Pennsylvania’s nationally-watched gerrymander battle is proving to be a real education.
Not only are citizens, like never before, seeing how raw partisan politics can determine election outcomes. All of us learning of constitutional issues and separation of powers and when (or not) they matter.
High stakes stuff. With national implications.
On Monday, ironically a government holiday, our Democratic-controlled Supreme Court completely changed our congressional maps to favor Democrats. This after tossing maps the Republican-controlled legislature drew to favor Republicans.
The swap could give Democrats eight to nine, or more, of the state’s 18 seats in Congress (they now hold five), which would greatly aid in Democratic lust for control of the U.S. House.
Party on, D’s.
Unless, of course, irate R’s can get federal courts to say, wait, yinz can’t do that, the U.S. Constitution (Art. 1, Sec. 4) gives map-drawing power to legislatures, not courts.
(Spoiler alert: federal courts are usually reluctant to mess with state issues except when the Presidency’s at stake – Gore v. Bush, 2000; which, I take it, D’s ain’t over yet.)
And pols’ reaction to Monday’s flip-o-the-maps?
President Trump tweeted-in pushing a GOP challenge: “Don’t let the Dems take elections away from you so they can raise taxes & waste money!”
It wasn’t all CAPS though. So.
Gov. Wolf seems to approve the state court action and maps.
Displaying his usual fire in the belly, Tuesday morning he told Pittsburgh’s KDKA Radio, “I think the court is trying to make this as fair as possible.”
Pretty fierce, eh?
Oh, and Lt. Gov. Mike Stack, praised the court, especially for using “large parts of my submission,” what he’s called the “Stack map.”
As I’ve noted before, his “submission” was a map neither he nor his staff drew. It was already in case evidence, from a University of Minnesota professor. But then if a pol says something over and over, somebody will believe it.
Meanwhile, GOP Senate Leader Jake Corman says we’re in a “Constitutional crisis,” which, if he’s right, could really muck up this year’s primaries, maybe more: candidate chaos, elections delayed, democracy deferred.

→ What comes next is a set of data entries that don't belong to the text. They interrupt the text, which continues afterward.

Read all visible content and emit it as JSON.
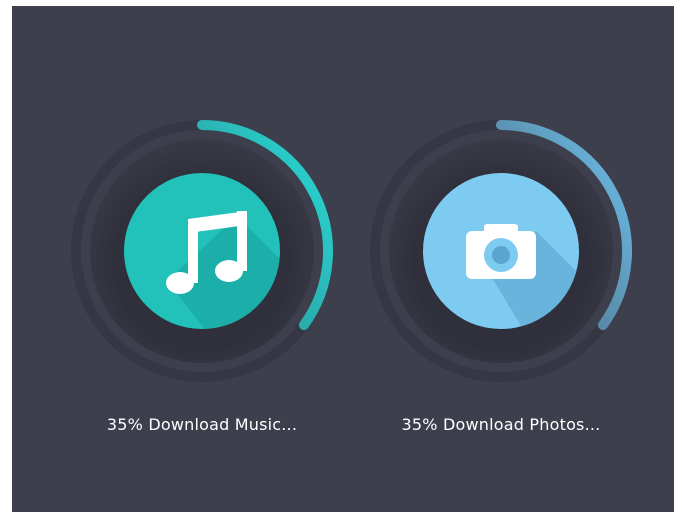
{
  "downloads": [
    {
      "id": "music",
      "progress": 0.35,
      "label": "35% Download Music...",
      "icon": "music-note-icon",
      "colors": {
        "arc_start": "#2ea7a6",
        "arc_end": "#29dcd8",
        "track": "#343541",
        "badge": "#22c2bb",
        "badge_shadow": "#1b9f9a"
      }
    },
    {
      "id": "photos",
      "progress": 0.35,
      "label": "35% Download Photos...",
      "icon": "camera-icon",
      "colors": {
        "arc_start": "#4f6f86",
        "arc_end": "#6ec2ee",
        "track": "#343541",
        "badge": "#7ecbf1",
        "badge_shadow": "#5aa5cf"
      }
    }
  ],
  "background": "#3e3f4c"
}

Or, if he’s wrong, he ends up looking like Chicken Little.
Poli-sci teachers across the state are having a field day over all this.
Pitt’s political communications Prof Jerry Shuster says, “We’ve been having lengthy discussions,” adding his students “see some things a little differently” but are “far more cynical about elections and the process…It’s not unifying.”

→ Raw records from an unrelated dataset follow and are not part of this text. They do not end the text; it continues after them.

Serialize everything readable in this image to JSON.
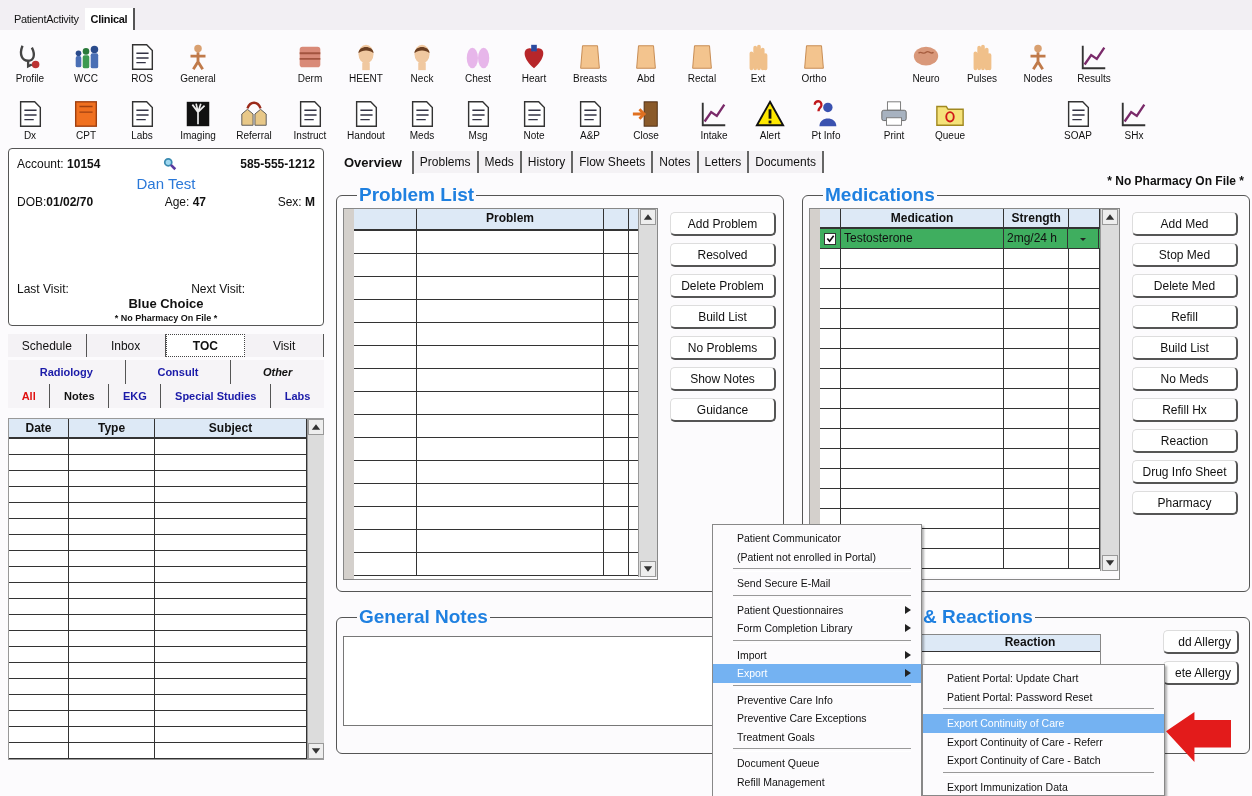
{
  "top_tabs": [
    {
      "label": "PatientActivity",
      "selected": false
    },
    {
      "label": "Clinical",
      "selected": true
    }
  ],
  "toolbar_rows": [
    [
      [
        {
          "label": "Profile",
          "kind": "stethoscope"
        },
        {
          "label": "WCC",
          "kind": "people"
        },
        {
          "label": "ROS",
          "kind": "document"
        },
        {
          "label": "General",
          "kind": "body"
        }
      ],
      [
        {
          "label": "Derm",
          "kind": "skin"
        },
        {
          "label": "HEENT",
          "kind": "head"
        },
        {
          "label": "Neck",
          "kind": "head"
        },
        {
          "label": "Chest",
          "kind": "lungs"
        },
        {
          "label": "Heart",
          "kind": "heart"
        },
        {
          "label": "Breasts",
          "kind": "torso"
        },
        {
          "label": "Abd",
          "kind": "torso"
        },
        {
          "label": "Rectal",
          "kind": "torso"
        },
        {
          "label": "Ext",
          "kind": "hand"
        },
        {
          "label": "Ortho",
          "kind": "torso"
        }
      ],
      [
        {
          "label": "Neuro",
          "kind": "brain"
        },
        {
          "label": "Pulses",
          "kind": "hand"
        },
        {
          "label": "Nodes",
          "kind": "body"
        },
        {
          "label": "Results",
          "kind": "chart"
        }
      ]
    ],
    [
      [
        {
          "label": "Dx",
          "kind": "document"
        },
        {
          "label": "CPT",
          "kind": "book"
        },
        {
          "label": "Labs",
          "kind": "document"
        },
        {
          "label": "Imaging",
          "kind": "xray"
        },
        {
          "label": "Referral",
          "kind": "houses"
        },
        {
          "label": "Instruct",
          "kind": "document"
        },
        {
          "label": "Handout",
          "kind": "document"
        },
        {
          "label": "Meds",
          "kind": "document"
        },
        {
          "label": "Msg",
          "kind": "document"
        },
        {
          "label": "Note",
          "kind": "document"
        },
        {
          "label": "A&P",
          "kind": "document"
        },
        {
          "label": "Close",
          "kind": "door"
        }
      ],
      [
        {
          "label": "Intake",
          "kind": "chart"
        },
        {
          "label": "Alert",
          "kind": "warning"
        },
        {
          "label": "Pt Info",
          "kind": "person"
        }
      ],
      [
        {
          "label": "Print",
          "kind": "printer"
        },
        {
          "label": "Queue",
          "kind": "folder"
        }
      ],
      [
        {
          "label": "SOAP",
          "kind": "document"
        },
        {
          "label": "SHx",
          "kind": "chart"
        }
      ]
    ]
  ],
  "patient": {
    "account": "Account: **10154**",
    "phone": "585-555-1212",
    "name": "Dan Test",
    "dob": "DOB:**01/02/70**",
    "age": "Age: **47**",
    "sex": "Sex: **M**",
    "last_visit": "Last Visit:",
    "next_visit": "Next Visit:",
    "insurance": "Blue Choice",
    "pharmacy": "* No Pharmacy On File *"
  },
  "left_tabs": [
    {
      "label": "Schedule",
      "selected": false
    },
    {
      "label": "Inbox",
      "selected": false
    },
    {
      "label": "TOC",
      "selected": true
    },
    {
      "label": "Visit",
      "selected": false
    }
  ],
  "category_tabs": [
    {
      "label": "Radiology",
      "color": "#1a1aa8",
      "italic": false
    },
    {
      "label": "Consult",
      "color": "#1a1aa8",
      "italic": false
    },
    {
      "label": "Other",
      "color": "#111111",
      "italic": true
    }
  ],
  "filter_tabs": [
    {
      "label": "All",
      "color": "#e01010"
    },
    {
      "label": "Notes",
      "color": "#111111"
    },
    {
      "label": "EKG",
      "color": "#1a1aa8"
    },
    {
      "label": "Special Studies",
      "color": "#1a1aa8"
    },
    {
      "label": "Labs",
      "color": "#1a1aa8"
    }
  ],
  "documents_table": {
    "columns": [
      "Date",
      "Type",
      "Subject"
    ]
  },
  "main_tabs": [
    {
      "label": "Overview",
      "selected": true
    },
    {
      "label": "Problems",
      "selected": false
    },
    {
      "label": "Meds",
      "selected": false
    },
    {
      "label": "History",
      "selected": false
    },
    {
      "label": "Flow Sheets",
      "selected": false
    },
    {
      "label": "Notes",
      "selected": false
    },
    {
      "label": "Letters",
      "selected": false
    },
    {
      "label": "Documents",
      "selected": false
    }
  ],
  "problem_list": {
    "title": "Problem List",
    "columns": [
      "Problem"
    ],
    "buttons": [
      "Add Problem",
      "Resolved",
      "Delete Problem",
      "Build List",
      "No Problems",
      "Show Notes",
      "Guidance"
    ]
  },
  "medications": {
    "title": "Medications",
    "pharmacy_note": "* No Pharmacy On File *",
    "columns": [
      "Medication",
      "Strength"
    ],
    "rows": [
      {
        "checked": true,
        "selected": true,
        "medication": "Testosterone",
        "strength": "2mg/24 h"
      }
    ],
    "buttons": [
      "Add Med",
      "Stop Med",
      "Delete Med",
      "Refill",
      "Build List",
      "No Meds",
      "Refill Hx",
      "Reaction",
      "Drug Info Sheet",
      "Pharmacy"
    ]
  },
  "general_notes": {
    "title": "General Notes"
  },
  "allergies": {
    "title": "& Reactions",
    "columns": [
      "Reaction"
    ],
    "buttons": [
      "dd Allergy",
      "ete Allergy"
    ]
  },
  "context_menu": {
    "groups": [
      [
        {
          "label": "Patient Communicator",
          "submenu": false,
          "selected": false
        },
        {
          "label": "(Patient not enrolled in Portal)",
          "submenu": false,
          "selected": false
        }
      ],
      [
        {
          "label": "Send Secure E-Mail",
          "submenu": false,
          "selected": false
        }
      ],
      [
        {
          "label": "Patient Questionnaires",
          "submenu": true,
          "selected": false
        },
        {
          "label": "Form Completion Library",
          "submenu": true,
          "selected": false
        }
      ],
      [
        {
          "label": "Import",
          "submenu": true,
          "selected": false
        },
        {
          "label": "Export",
          "submenu": true,
          "selected": true
        }
      ],
      [
        {
          "label": "Preventive Care Info",
          "submenu": false,
          "selected": false
        },
        {
          "label": "Preventive Care Exceptions",
          "submenu": false,
          "selected": false
        },
        {
          "label": "Treatment Goals",
          "submenu": false,
          "selected": false
        }
      ],
      [
        {
          "label": "Document Queue",
          "submenu": false,
          "selected": false
        },
        {
          "label": "Refill Management",
          "submenu": false,
          "selected": false
        }
      ]
    ]
  },
  "submenu": {
    "groups": [
      [
        {
          "label": "Patient Portal: Update Chart",
          "selected": false
        },
        {
          "label": "Patient Portal: Password Reset",
          "selected": false
        }
      ],
      [
        {
          "label": "Export Continuity of Care",
          "selected": true
        },
        {
          "label": "Export Continuity of Care - Referr",
          "selected": false
        },
        {
          "label": "Export Continuity of Care - Batch",
          "selected": false
        }
      ],
      [
        {
          "label": "Export Immunization Data",
          "selected": false
        }
      ]
    ]
  }
}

And Penn poli-sci Assistant Prof Marc Meredith says his class on the American political system is getting a full-metal view of an issue touching all three branches of government.
Meanwhile, in the category of there’s more than one way to skin a cat, another Pennsylvania lawsuit is being appealed to the U.S. Supreme Court.
The case is Agre v. Wolf. (Louis Agre is Philly’s Democratic 21st Ward leader.)
A panel of federal district judges last month ruled gerrymander-relief must come from the political process, not the courts.
But plaintiff lawyer Alice Ballard (great-granddaughter of national law firm Ballard Spahr’s founder) says the suit seeks a different path, one not reliant on maps or on how much gerrymandering is too much gerrymandering.
Courts, she says, should not have to hire experts to study or redraw maps after every census or before every election.
“Forget evaluating maps,” she says, “We’re saying the issue is whether there’s an even-handed process.”
The suit seeks a court order to the executive and legislative branches to come up with a redistricting process less partisan and permanent.
The independent commission, proposed in pending state legislation and pushed by the grassroots group Fair Districts Pa, comes to mind.
Finally, Allentown map maven Amanda Holt, finds the new court map lacking the court’s own direction. She says the map has at least 79 “total splits,” and asks, “What happened to the court order to not split counties, municipalities and wards unless absolutely necessary?”
Good question. One of many. Which is why we live and learn.